Ford Motor Co said on Thursday its U.S. auto sales fell 5 percent in September from a year earlier as demand slumped off in part due to the end of the U.S. government's cash for clunkers incentive program.

For the third quarter, Ford said sales for its core Ford, Lincoln and Mercury brands were up 5 percent, the only quarterly sales gain for a major automaker in the U.S. market.

Ford, the only U.S. automaker to have avoided bankruptcy, is targeting a return to profit by 2011 and has been gaining market share at a time when industry-wide sales remain weak.

The company has said it expects industry-wide sales in September to be near 9 million to 9.5 million units on the annualized and adjusted basis tracked by analysts, near the low point for sales that the U.S. market hit in February.

For September, sales at Ford's core brands Ford, Lincoln and Mercury fell 6 percent compared with a year earlier.

Including Volvo, Ford's U.S. sales fell to 114,655 vehicles in September, from 120,788 vehicles a year earlier, a decline of just over 5 percent.

Auto sales across the industry dropped sharply in September compared with August, when the government's sales incentive program pushed the industry to its best sales results of 2009.

Ford said retail sales through showrooms were down 14 percent in September from a year earlier while sales to fleet customers, including car rental agencies, were up 23 percent.

The government's clunkers incentive program boosted U.S. sales from the last week of July through the first three weeks of August.

In September, industry analysts and executives said sales were on track for a sharp pullback due to weaker demand, low inventories at dealerships and reduced incentive spending by automakers.

Ford expects a gradual recovery in U.S. auto industry sales as the economy recovers and consumer confidence returns.

Ford expects U.S. auto industry sales for 2009 to come in at about 10.5 million vehicles to 11 million vehicles including medium and heavy duty trucks. It expects 2010 U.S. auto industry sales of about 12.5 million vehicles.

Sales at Ford's Volvo brand rose 16 percent to 4,716 vehicles in September. Ford has said it is in talks with interested parties to sell the Volvo brand.

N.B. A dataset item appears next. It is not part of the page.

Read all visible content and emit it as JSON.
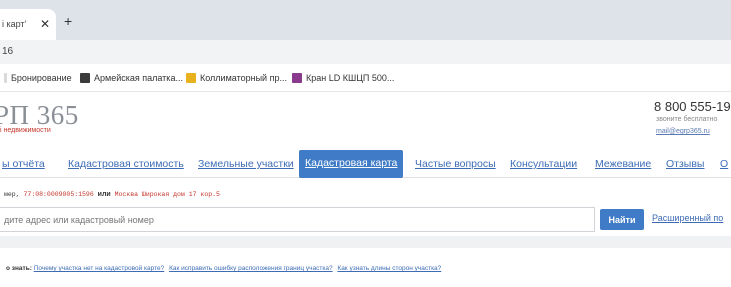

Ford shares were down 16 cents or 2.2 percent at $7.05 on the New York Stock Exchange in early afternoon on Thursday.

(Reporting by David Bailey, editing by Matthew Lewis)